Marie José Garot. Professor. IE Law School
19 June 2013
The creation of an enormous market comprised of 800 million consumers has just begun. But in order for this idea to work, the European Union will have to show that it really is united.
In his address on the State of the Union on February 12, 2013, President Obama announced his desire to set up a free trade agreement with the European Union. The idea in itself is not new. A High Level Group focused on employment and growth, comprised of representatives from the United States and from the European Union, has been working on this project since 2011. Two days before Presidente Obama’s address, said High Level Group presented its final report, which recommended that negotiations be opened up. For Europe’s part, given that trade policy is a policy that is exclusive to the European Union (rather than individual member states), it will be the European Commission (and in particular the Trade Commissioner, De Gucht) who will be in charge of negotiating with the United States, under the mandate of the Council of Ministers and the close monitoring of the European Parliament, which will have to give its approval to the negotiated agreement.

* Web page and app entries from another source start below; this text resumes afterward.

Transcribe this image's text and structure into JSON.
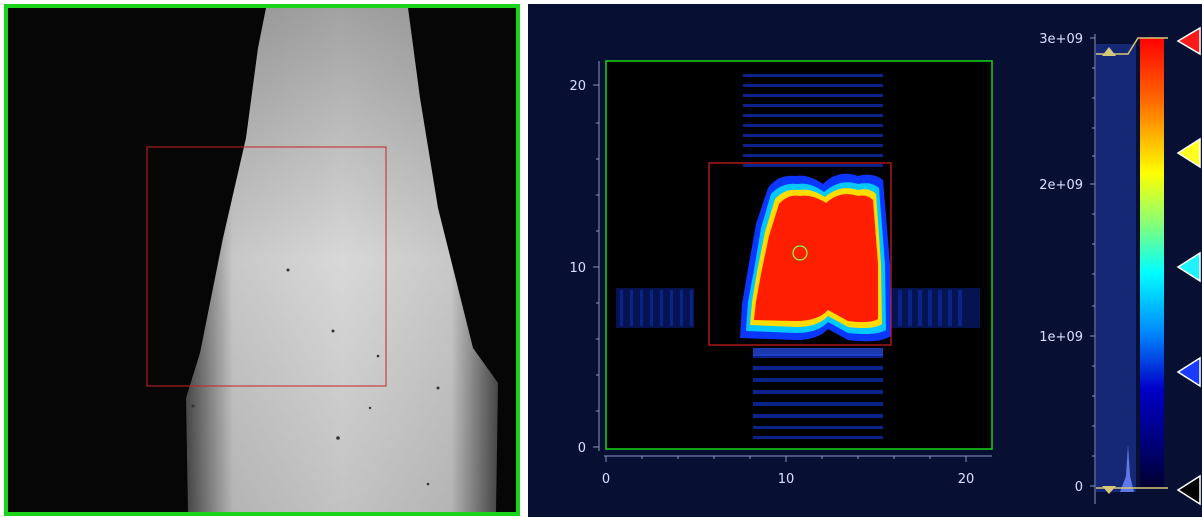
{
  "camera_view": {
    "frame_color": "#19d419",
    "roi_color": "#c72222"
  },
  "plot": {
    "x_ticks": [
      "0",
      "10",
      "20"
    ],
    "y_ticks": [
      "0",
      "10",
      "20"
    ],
    "frame_color": "#19d419",
    "roi_color": "#d31d1d",
    "marker_color": "#8dfa43",
    "background": "#071032"
  },
  "colorbar": {
    "ticks": [
      "3e+09",
      "2e+09",
      "1e+09",
      "0"
    ],
    "handle_colors": [
      "#ff0000",
      "#ffff00",
      "#00f0ff",
      "#0022ff",
      "#000000"
    ],
    "gradient": [
      "#ff0000",
      "#ff6600",
      "#ffff00",
      "#7fff7f",
      "#00ffff",
      "#0088ff",
      "#0000aa",
      "#000040"
    ]
  }
}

What is at stake here? From the economic point of view, the creation of an enormous market comprising 800 million consumers in which the free circulation of goods and services should be guaranteed. The European Commission believes that liberating trade between the EU and the US would increase the EU’s wealth by 0.5% by 2027 (without specifying which member states could benefit the most…). The US and Europe are already economic partners of the highest order. Together, they make up almost half of the world’s GDP (47%), and a third of world trade flows. Hence wouldn’t it be marvelous if the agreement could completely disprove Commissioner Michel Barnier’s prediction that by 2050 there will be no EU member states among the richest 8 countries in the world?
In addition to the economic benefits of a free trade zone agreement between the EU and the US, it could also increase the influence of these two powers in a global and multilateral world. If, in spite of divergences in technical standards, plant protection requirements, protection of the environment, etc., the US and the EU are capable of reaching an agreement, their model based on rules accepted democratically by their citizens will recover a certain amount of status on the world stage, which is also worth a great deal.
But, as we know, in spite of the ambitious agenda set by Brussels (the aim is to have an agreement within two years), there is still a long way to go. The first hurdle is to determine the object of the discussion: Should all products be included, both agricultural and non-agricultural? And what about “cultural” services? There are already dissenting voices in the EU. Last week fourteen states, including Spain, under the leadership of France, asked that the audiovisual sector not be included in negotiations. UK Prime Minister Cameron on the other hand has stated that everything can be brought to the negotiating table. Although negotiations between the two parties have not yet begun, it is predictable that before negotiating with the US, EU member states will have to negotiate among themselves. It is therefore clear that as far as the EU is concerned, its cohesion and solidarity among member states is also at stake when it comes to determining negotiating terms. It is not only leadership that will be necessary, but also responsibility and a forward-looking mindset, which also count for a great deal!